Quentin Tarantino clearly has a foot fetish. Specifically, he seems to have a hard-core thing for Uma Thurman’s feet. But if he can make movies as entertaining as the Kill Bills, then who am I to judge?
Kill Bill: Vol. 1, like The Passion, is a “talking point” movie, good for parties and water coolers thanks to its excessive violence, seemingly slim plot, and very talkative, media-friendly director. It’s been obsessed over in the press and has become a box office (and DVD) success due to fanatical fans, aggressive detractors (though fewer of the latter than one would expect, considering the content of the film), and masses of generally pleased viewers. Embracing the joie de vivre of the preceding volume, the second manages to live up to its potentialthough not in the way that Vol. 1 might have led you to expect.
Kill Bill: Vol. 1 was an ecstatic bloodbath. From its opening credits to its non-ending, it’s the film equivalent of the adrenaline shot to the heart Thurman received in Pulp Fiction. The violence, as beautifully choreographed as it was derivative, left a pleasing aftertaste similar (but superior) to the feeling I used to get after playing Teenage Mutant Ninja Turtles for hours on end on Sega Genesis. Vol. 1 is a meticulous movie where every frame appears to be cared for, each reference over-analyzed, and each gush of blood preplanned. Even the goons seem to have been pondered over. What it lacked in dialogue and exposition it made up for with the warm and fuzzy feeling of accomplishment it left as I stumbled out of the theater. The Bride (Thurman) had kicked ass in Technicolor, slaughtering countless opponents, and was on her way to do the titular deed.
Not surprisingly, she does it in Vol. 2, but man, is this a different movie. Just as clever and carefully constructed, it provides the emotional payoff for the violence of the first film. Where the opening volume was an action flick, the subsequent one is more of a spaghetti western. The action is still there, but is toned down (a bit) to make way for wordy dialogue and a sprinkling of plot. The Bride gets a name, a daughter, and a bit of history. Bill transforms from a faceless Charlie to a flesh-and-blood charmer with a flute (David Carradiney’know, the guy from Kung Fu), swords are exchanged and crossed, masters are killed and avenged, and the entire time Tarantino manages to slip as many looks down at the fair feet of Uma as he possibly can.

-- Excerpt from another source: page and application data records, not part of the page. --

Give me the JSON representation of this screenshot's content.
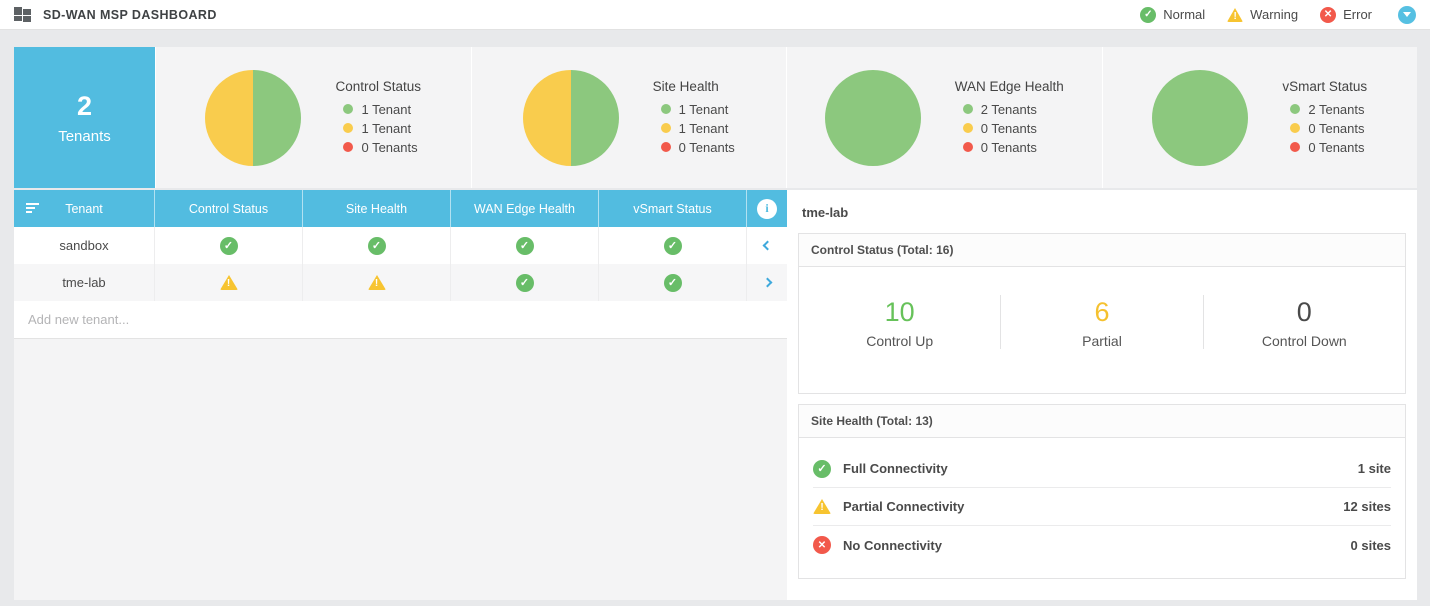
{
  "colors": {
    "blue": "#52bce0",
    "pie-green": "#8cc87e",
    "pie-yellow": "#f9cc4d",
    "pie-red": "#f2594b",
    "ok": "#68bd68",
    "warning": "#f7c430",
    "error": "#f2594b",
    "chevron": "#3fa9dc"
  },
  "header": {
    "title": "SD-WAN MSP DASHBOARD",
    "status_legend": [
      {
        "state": "ok",
        "label": "Normal"
      },
      {
        "state": "warning",
        "label": "Warning"
      },
      {
        "state": "error",
        "label": "Error"
      }
    ]
  },
  "summary": {
    "tile": {
      "count": "2",
      "label": "Tenants"
    },
    "charts": [
      {
        "type": "pie",
        "title": "Control Status",
        "slices": [
          {
            "color": "pie-green",
            "pct": 50
          },
          {
            "color": "pie-yellow",
            "pct": 50
          },
          {
            "color": "pie-red",
            "pct": 0
          }
        ],
        "legend": [
          {
            "state": "green",
            "label": "1 Tenant"
          },
          {
            "state": "yellow",
            "label": "1 Tenant"
          },
          {
            "state": "red",
            "label": "0 Tenants"
          }
        ]
      },
      {
        "type": "pie",
        "title": "Site Health",
        "slices": [
          {
            "color": "pie-green",
            "pct": 50
          },
          {
            "color": "pie-yellow",
            "pct": 50
          },
          {
            "color": "pie-red",
            "pct": 0
          }
        ],
        "legend": [
          {
            "state": "green",
            "label": "1 Tenant"
          },
          {
            "state": "yellow",
            "label": "1 Tenant"
          },
          {
            "state": "red",
            "label": "0 Tenants"
          }
        ]
      },
      {
        "type": "pie",
        "title": "WAN Edge Health",
        "slices": [
          {
            "color": "pie-green",
            "pct": 100
          },
          {
            "color": "pie-yellow",
            "pct": 0
          },
          {
            "color": "pie-red",
            "pct": 0
          }
        ],
        "legend": [
          {
            "state": "green",
            "label": "2 Tenants"
          },
          {
            "state": "yellow",
            "label": "0 Tenants"
          },
          {
            "state": "red",
            "label": "0 Tenants"
          }
        ]
      },
      {
        "type": "pie",
        "title": "vSmart Status",
        "slices": [
          {
            "color": "pie-green",
            "pct": 100
          },
          {
            "color": "pie-yellow",
            "pct": 0
          },
          {
            "color": "pie-red",
            "pct": 0
          }
        ],
        "legend": [
          {
            "state": "green",
            "label": "2 Tenants"
          },
          {
            "state": "yellow",
            "label": "0 Tenants"
          },
          {
            "state": "red",
            "label": "0 Tenants"
          }
        ]
      }
    ]
  },
  "table": {
    "columns": [
      "Tenant",
      "Control Status",
      "Site Health",
      "WAN Edge Health",
      "vSmart Status"
    ],
    "rows": [
      {
        "tenant": "sandbox",
        "statuses": [
          "ok",
          "ok",
          "ok",
          "ok"
        ],
        "chevron": "left"
      },
      {
        "tenant": "tme-lab",
        "statuses": [
          "warning",
          "warning",
          "ok",
          "ok"
        ],
        "chevron": "right"
      }
    ],
    "add_placeholder": "Add new tenant..."
  },
  "detail": {
    "title": "tme-lab",
    "control_card": {
      "title": "Control Status (Total: 16)",
      "stats": [
        {
          "value": "10",
          "label": "Control Up",
          "tone": "green"
        },
        {
          "value": "6",
          "label": "Partial",
          "tone": "yellow"
        },
        {
          "value": "0",
          "label": "Control Down",
          "tone": "dark"
        }
      ]
    },
    "site_card": {
      "title": "Site Health (Total: 13)",
      "rows": [
        {
          "state": "ok",
          "label": "Full Connectivity",
          "value": "1 site"
        },
        {
          "state": "warning",
          "label": "Partial Connectivity",
          "value": "12 sites"
        },
        {
          "state": "error",
          "label": "No Connectivity",
          "value": "0 sites"
        }
      ]
    }
  }
}
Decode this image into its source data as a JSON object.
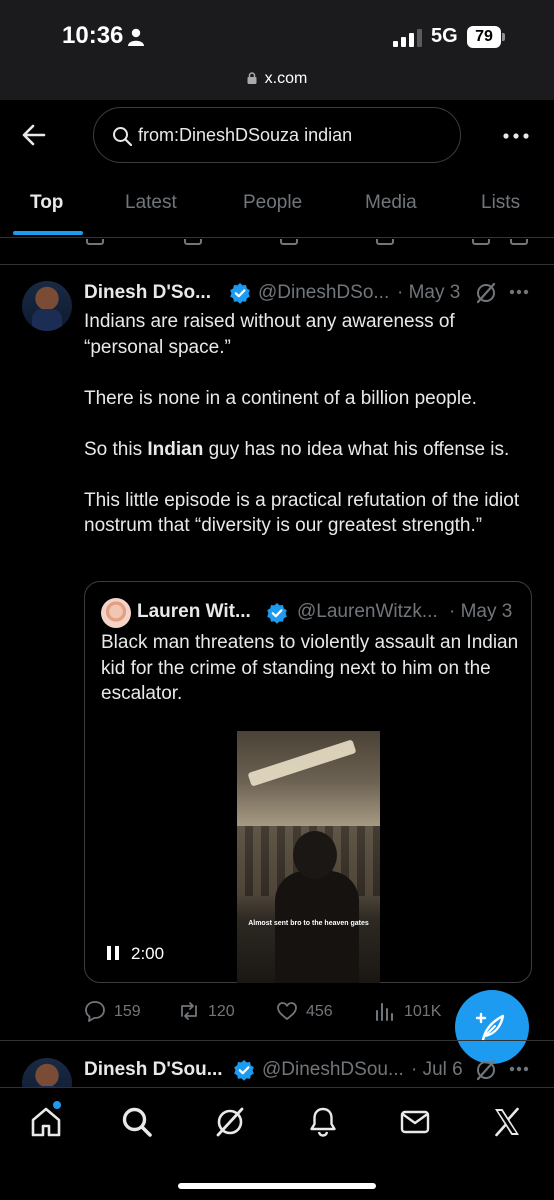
{
  "status_bar": {
    "time": "10:36",
    "network": "5G",
    "battery": "79",
    "url": "x.com"
  },
  "header": {
    "search_value": "from:DineshDSouza indian"
  },
  "tabs": [
    {
      "label": "Top",
      "active": true
    },
    {
      "label": "Latest",
      "active": false
    },
    {
      "label": "People",
      "active": false
    },
    {
      "label": "Media",
      "active": false
    },
    {
      "label": "Lists",
      "active": false
    }
  ],
  "tweet": {
    "author_name": "Dinesh D'So...",
    "author_handle": "@DineshDSo...",
    "date": "· May 3",
    "paragraphs": [
      "Indians are raised without any awareness of “personal space.”",
      "There is none in a continent of a billion people.",
      "This little episode is a practical refutation of the idiot nostrum that  “diversity is our greatest strength.”"
    ],
    "para3_before": "So this ",
    "para3_bold": "Indian",
    "para3_after": " guy has no idea what his offense is.",
    "quote": {
      "author_name": "Lauren Wit...",
      "author_handle": "@LaurenWitzk...",
      "date": "· May 3",
      "text": "Black man threatens to violently assault an Indian kid for the crime of standing next to him on the escalator.",
      "video_caption": "Almost sent bro to the heaven gates",
      "video_time": "2:00"
    },
    "stats": {
      "replies": "159",
      "reposts": "120",
      "likes": "456",
      "views": "101K"
    }
  },
  "next_tweet": {
    "author_name": "Dinesh D'Sou...",
    "author_handle": "@DineshDSou...",
    "date": "· Jul 6"
  },
  "colors": {
    "accent": "#1d9bf0",
    "background": "#000000",
    "secondary_text": "#71767b",
    "divider": "#2f3336"
  },
  "nav_icons": [
    "home-icon",
    "search-icon",
    "grok-icon",
    "notifications-icon",
    "messages-icon",
    "x-logo-icon"
  ]
}
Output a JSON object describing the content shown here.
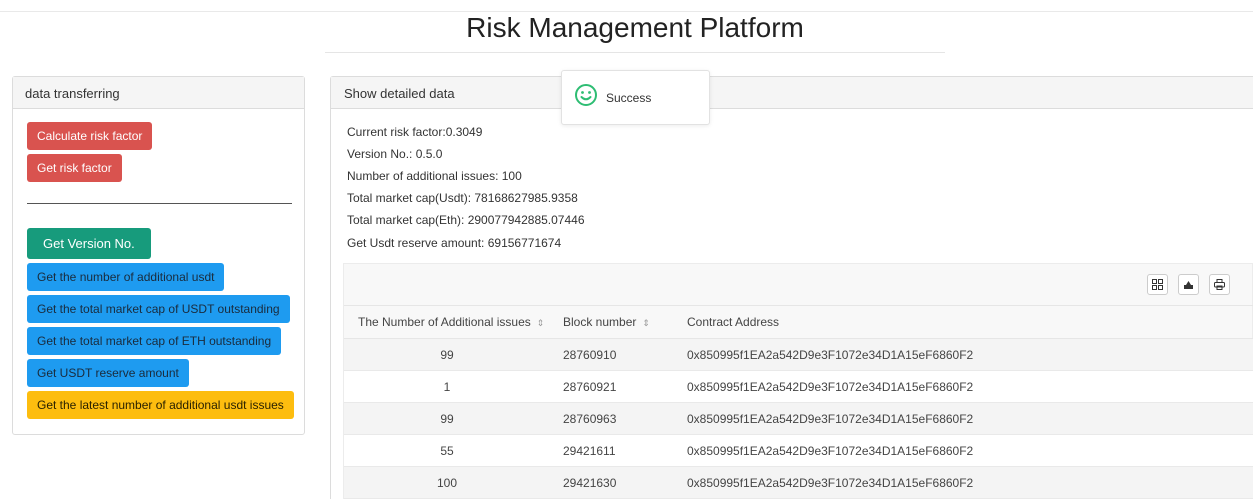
{
  "header": {
    "title": "Risk Management Platform"
  },
  "left_panel": {
    "heading": "data transferring",
    "buttons": {
      "calculate_risk_factor": "Calculate risk factor",
      "get_risk_factor": "Get risk factor",
      "get_version": "Get Version No.",
      "get_additional_usdt": "Get the number of additional usdt",
      "get_usdt_market_cap": "Get the total market cap of USDT outstanding",
      "get_eth_market_cap": "Get the total market cap of ETH outstanding",
      "get_usdt_reserve": "Get USDT reserve amount",
      "get_latest_additional": "Get the latest number of additional usdt issues"
    }
  },
  "right_panel": {
    "heading": "Show detailed data",
    "info": {
      "risk_factor": "Current risk factor:0.3049",
      "version": "Version No.: 0.5.0",
      "additional_issues": "Number of additional issues: 100",
      "market_cap_usdt": "Total market cap(Usdt): 78168627985.9358",
      "market_cap_eth": "Total market cap(Eth): 290077942885.07446",
      "usdt_reserve": "Get Usdt reserve amount: 69156771674"
    },
    "table": {
      "columns": [
        "The Number of Additional issues",
        "Block number",
        "Contract Address"
      ],
      "rows": [
        [
          "99",
          "28760910",
          "0x850995f1EA2a542D9e3F1072e34D1A15eF6860F2"
        ],
        [
          "1",
          "28760921",
          "0x850995f1EA2a542D9e3F1072e34D1A15eF6860F2"
        ],
        [
          "99",
          "28760963",
          "0x850995f1EA2a542D9e3F1072e34D1A15eF6860F2"
        ],
        [
          "55",
          "29421611",
          "0x850995f1EA2a542D9e3F1072e34D1A15eF6860F2"
        ],
        [
          "100",
          "29421630",
          "0x850995f1EA2a542D9e3F1072e34D1A15eF6860F2"
        ]
      ],
      "toolbar_icons": [
        "columns-icon",
        "export-icon",
        "print-icon"
      ]
    }
  },
  "toast": {
    "message": "Success",
    "icon": "smile-icon",
    "color": "#2ebd73"
  }
}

So many foot shots. One of the most memorable scenes in the first Kill Bill occurred when an atrophied Thurman, in the back seat of the Pussy Wagon, commanded herself to “wiggle your big toe.” The long shots of Thurman’s immobile feet sent a podophobic friend of mine into fits but were so quirky, kinky, and unusual that they stood out. After that, it was hard not to notice each time Uma’s toes made their way onto the screen. It was impossible to take your eyes off of them. Acknowledging this, Tarantino gives Uma’s feet a starring role in the second installmentbut specifically, in one of the most memorable attacks to appear in recent mainstream film.
But it’s not all feet. Tarantino clearly loves moving images of every shape and form. He sometimes loses himself in his endless referencing, but this is not a bad thing. Synthesis is just as valid a form of creation as any other, and Tarantino is a master of it. Part of the fun of all of his movies is the depth of the references that he stuffs into them. Through sheer force of will he makes referencing schlock an art form. It’s nearly impossible to refrain from smiling as he adopts and subverts fading actors, forgotten songs (I’m still a little jarred by the Malcolm McLaren acid/trip-hop version of the Zombies “She’s Not There”), and plays with different formats and colors in the process.
The final product is a smorgasbord of genres, with a little something for everyone (even if they don’t like violence or feet). And of course there’s more to come. When I left Vol. 1 a friend turned to me and said, “I can’t wait till the second one comes out.” After seeing the second installment the same friend turned to me again and said, “I can’t wait to watch both movies on the directors-cut DVD.”